‘The number of women my brother Matthew killed, so far as I can reckon it, is one hundred and six…’
1645. When Alice Hopkins’ husband dies in a tragic accident, she returns to the small Essex town of Manningtree, where her brother Matthew still lives.
But home is no longer a place of safety. Matthew has changed, and there are rumours spreading through the town: whispers of witchcraft, and of a great book, in which he is gathering women’s names.
To what lengths will Matthew’s obsession drive him?
And what choice will Alice make, when she finds herself at the very heart of his plan?
Based on the true story of the man known as the Witchfinder General, this exquisitely rendered novel transports you to a time and place almost unimaginable, where survival might mean betraying those closest to you, and danger lurks outside every door.
When I read the description of The Witchfinder’s Sister by Beth Underdown I was immediately drawn to the story based on the life of the 1640s witchfinder Matthew Hopkins. As well as a good story it is a fascinating look at life in England during the Civil War, set in 1645, a time of great change and conflict in politics, religion and philosophical ideas, coinciding with a growth in the belief in witchcraft.
I enjoyed it immensely. It’s historical fiction that combines fact and fiction, told through the eyes of Matthew’s sister, Alice, a fictional character. Beth Underwood has researched and used the historical sources so well. What is so chilling about this book is that the events it describes really did happen.

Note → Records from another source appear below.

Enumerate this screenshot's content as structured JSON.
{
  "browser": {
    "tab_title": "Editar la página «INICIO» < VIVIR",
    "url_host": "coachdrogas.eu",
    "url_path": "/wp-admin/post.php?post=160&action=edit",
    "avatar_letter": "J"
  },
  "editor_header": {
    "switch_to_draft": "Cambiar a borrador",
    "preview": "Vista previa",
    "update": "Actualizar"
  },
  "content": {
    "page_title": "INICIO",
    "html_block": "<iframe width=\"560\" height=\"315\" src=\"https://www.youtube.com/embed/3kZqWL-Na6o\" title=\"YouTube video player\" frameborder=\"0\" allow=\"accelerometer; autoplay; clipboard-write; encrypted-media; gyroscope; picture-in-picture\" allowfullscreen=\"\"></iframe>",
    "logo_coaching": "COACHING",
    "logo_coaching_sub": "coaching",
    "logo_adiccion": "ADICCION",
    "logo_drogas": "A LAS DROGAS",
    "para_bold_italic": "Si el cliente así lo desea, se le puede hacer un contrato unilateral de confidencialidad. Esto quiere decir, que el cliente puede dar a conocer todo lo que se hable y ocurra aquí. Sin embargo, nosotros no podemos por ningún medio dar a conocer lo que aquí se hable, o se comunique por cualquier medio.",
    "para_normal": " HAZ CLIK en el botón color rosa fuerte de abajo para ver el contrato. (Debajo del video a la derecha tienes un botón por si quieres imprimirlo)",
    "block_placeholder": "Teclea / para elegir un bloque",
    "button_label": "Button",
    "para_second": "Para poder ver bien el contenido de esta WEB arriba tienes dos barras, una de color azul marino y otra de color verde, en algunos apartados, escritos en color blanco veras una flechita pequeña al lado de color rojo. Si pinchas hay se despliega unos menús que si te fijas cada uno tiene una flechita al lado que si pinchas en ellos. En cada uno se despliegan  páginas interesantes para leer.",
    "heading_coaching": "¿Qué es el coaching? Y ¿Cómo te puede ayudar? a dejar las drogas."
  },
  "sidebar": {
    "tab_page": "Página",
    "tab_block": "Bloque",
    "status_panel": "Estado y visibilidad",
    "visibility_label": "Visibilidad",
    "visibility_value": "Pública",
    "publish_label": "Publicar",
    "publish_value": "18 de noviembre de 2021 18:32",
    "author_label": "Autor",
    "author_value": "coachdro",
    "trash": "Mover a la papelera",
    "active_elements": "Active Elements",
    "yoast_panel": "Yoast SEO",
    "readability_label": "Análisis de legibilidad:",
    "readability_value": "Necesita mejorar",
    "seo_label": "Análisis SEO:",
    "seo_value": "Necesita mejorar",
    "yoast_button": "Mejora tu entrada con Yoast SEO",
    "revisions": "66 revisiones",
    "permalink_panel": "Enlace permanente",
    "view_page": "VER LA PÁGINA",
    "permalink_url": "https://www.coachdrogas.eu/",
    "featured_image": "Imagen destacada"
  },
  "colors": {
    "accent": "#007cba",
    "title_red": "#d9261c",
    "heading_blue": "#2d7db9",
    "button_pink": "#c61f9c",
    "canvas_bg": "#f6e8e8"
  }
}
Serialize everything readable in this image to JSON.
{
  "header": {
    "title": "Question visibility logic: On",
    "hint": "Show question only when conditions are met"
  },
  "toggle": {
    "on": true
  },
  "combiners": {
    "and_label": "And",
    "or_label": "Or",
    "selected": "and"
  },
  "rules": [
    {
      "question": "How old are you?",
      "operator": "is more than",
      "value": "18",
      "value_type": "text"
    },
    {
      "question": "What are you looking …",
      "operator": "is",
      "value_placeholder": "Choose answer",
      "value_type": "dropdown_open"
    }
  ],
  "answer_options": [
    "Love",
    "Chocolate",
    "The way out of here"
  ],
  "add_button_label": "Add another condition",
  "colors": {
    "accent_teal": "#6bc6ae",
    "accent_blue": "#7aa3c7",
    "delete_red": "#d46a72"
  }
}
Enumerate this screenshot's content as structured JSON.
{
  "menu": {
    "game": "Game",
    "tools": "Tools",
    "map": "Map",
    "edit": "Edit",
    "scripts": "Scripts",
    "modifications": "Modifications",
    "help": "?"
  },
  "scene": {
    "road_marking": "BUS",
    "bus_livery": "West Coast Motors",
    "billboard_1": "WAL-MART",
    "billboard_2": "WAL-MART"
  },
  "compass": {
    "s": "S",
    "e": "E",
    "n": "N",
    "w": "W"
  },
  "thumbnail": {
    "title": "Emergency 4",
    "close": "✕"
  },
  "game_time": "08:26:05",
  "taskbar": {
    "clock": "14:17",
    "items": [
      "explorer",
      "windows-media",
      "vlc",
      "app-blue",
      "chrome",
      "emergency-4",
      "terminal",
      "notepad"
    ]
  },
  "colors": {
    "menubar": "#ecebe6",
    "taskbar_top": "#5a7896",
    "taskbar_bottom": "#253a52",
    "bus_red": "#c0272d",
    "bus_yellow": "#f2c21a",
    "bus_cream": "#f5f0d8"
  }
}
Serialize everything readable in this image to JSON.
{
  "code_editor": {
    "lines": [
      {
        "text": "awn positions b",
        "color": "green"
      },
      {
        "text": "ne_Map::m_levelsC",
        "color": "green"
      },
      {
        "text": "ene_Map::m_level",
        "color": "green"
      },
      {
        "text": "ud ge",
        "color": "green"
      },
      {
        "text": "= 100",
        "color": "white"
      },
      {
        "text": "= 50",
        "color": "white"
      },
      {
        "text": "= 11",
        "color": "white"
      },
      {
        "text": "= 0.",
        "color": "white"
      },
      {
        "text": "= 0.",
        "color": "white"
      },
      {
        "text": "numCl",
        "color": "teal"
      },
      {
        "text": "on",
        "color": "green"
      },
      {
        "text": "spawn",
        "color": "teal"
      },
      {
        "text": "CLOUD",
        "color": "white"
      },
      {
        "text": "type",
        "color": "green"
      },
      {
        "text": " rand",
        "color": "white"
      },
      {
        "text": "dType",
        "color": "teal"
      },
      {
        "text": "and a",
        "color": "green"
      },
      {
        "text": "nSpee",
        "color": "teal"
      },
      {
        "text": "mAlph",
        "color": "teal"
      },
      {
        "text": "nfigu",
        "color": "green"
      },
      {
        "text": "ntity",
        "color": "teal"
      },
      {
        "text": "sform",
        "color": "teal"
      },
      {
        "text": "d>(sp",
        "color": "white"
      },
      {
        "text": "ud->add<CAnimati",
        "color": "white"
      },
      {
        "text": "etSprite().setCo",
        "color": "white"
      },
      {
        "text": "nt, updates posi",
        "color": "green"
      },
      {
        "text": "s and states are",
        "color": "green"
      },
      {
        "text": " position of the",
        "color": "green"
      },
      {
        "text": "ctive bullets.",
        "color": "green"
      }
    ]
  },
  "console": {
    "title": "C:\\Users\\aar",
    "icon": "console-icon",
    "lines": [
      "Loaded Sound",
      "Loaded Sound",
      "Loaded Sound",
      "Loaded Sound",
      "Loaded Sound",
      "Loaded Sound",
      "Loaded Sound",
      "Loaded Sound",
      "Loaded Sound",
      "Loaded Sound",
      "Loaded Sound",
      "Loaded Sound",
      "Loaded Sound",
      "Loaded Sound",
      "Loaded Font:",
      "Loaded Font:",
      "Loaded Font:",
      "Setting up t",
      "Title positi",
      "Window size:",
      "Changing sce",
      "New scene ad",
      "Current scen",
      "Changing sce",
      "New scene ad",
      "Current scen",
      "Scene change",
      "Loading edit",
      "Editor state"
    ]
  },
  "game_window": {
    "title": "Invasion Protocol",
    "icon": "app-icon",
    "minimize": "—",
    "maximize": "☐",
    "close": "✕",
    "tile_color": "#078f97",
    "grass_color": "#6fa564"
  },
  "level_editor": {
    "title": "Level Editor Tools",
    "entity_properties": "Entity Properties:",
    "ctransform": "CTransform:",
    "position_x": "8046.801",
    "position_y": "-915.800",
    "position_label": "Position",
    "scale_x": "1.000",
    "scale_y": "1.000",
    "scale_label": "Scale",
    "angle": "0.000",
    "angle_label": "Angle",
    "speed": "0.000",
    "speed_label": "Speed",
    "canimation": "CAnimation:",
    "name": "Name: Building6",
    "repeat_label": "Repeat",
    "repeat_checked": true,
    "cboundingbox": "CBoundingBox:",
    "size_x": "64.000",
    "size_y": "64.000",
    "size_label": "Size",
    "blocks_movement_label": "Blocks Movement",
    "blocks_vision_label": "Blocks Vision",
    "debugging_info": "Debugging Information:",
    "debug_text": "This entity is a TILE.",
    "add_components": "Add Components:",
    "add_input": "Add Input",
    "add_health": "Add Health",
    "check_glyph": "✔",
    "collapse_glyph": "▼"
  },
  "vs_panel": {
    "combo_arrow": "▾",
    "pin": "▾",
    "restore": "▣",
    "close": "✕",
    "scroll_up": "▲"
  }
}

There is a glossary at the end of the book describing, among other terms, the methods used to investigate women accused of being witches, such as ‘searching‘ where their bodies were inspected for ‘teats’, ‘swimming‘, an ordeal by water in which women were bound and lowered into a pond or river; they were innocent if they sank, and ‘watching‘ in which a suspected woman would be tied to a stool in the middle of a room, kept awake and observed for hours. Women were treated in this way if they were accused of causing harm to their neighbours for such things as the death of a neighbour’s horse or for the unexplained deaths of children. For the superstitious every sudden death, or accident, every miscarriage or illness, was considered to be caused by witchcraft.
There is a pervading sense of fear and terror as Alice discovers what Matthew is doing, intensified when he forces her to help with his investigations, travelling throughout Essex. She tries to stop him, but fearful of him accusing her mother-in-law, Bridget, she has to go along with him. She also discovers family secrets about their parents and Matthew’s birth. The witch hunts escalated as grief-stricken and angry women accused other women and their names were added to Matthew’s list. After his investigations the women were then sent to prisons to await their trials.
It is clear that the women accused were vulnerable, often widows living isolated lives, some suffering with what we would consider to be a mental illness, with no male family members to keep them safe from persecution. Matthew’s own mother showed signs of mental illness, subject to many strange habits and obsessive compulsive behaviour. But Matthew is unable to accept the facts and grows ever more fanatical.
It all hangs together as a piece of fiction, with clearly described and defined characters, making their feelings and actions perfectly believable – even Matthew comes across as a well-rounded character – and set against the background of a country in the midst of civil war. It makes harrowing reading and I found it deeply moving.
I grew very fond of Alice and her maid Grace but was appalled by the final twist at the end of the book.
Beth Underdown lectures in Creative Writing at the University of Manchester. The Witchfinder’s Sister is her first novel.
My thanks to the publishers and NeGalley for my copy of this book. It is to be published on 2 March 2017.
- Format: Kindle Edition
- File Size: 6546 KB
- Print Length: 361 pages
- Page Numbers Source ISBN: 0241978033
- Publisher: Penguin (2 Mar. 2017)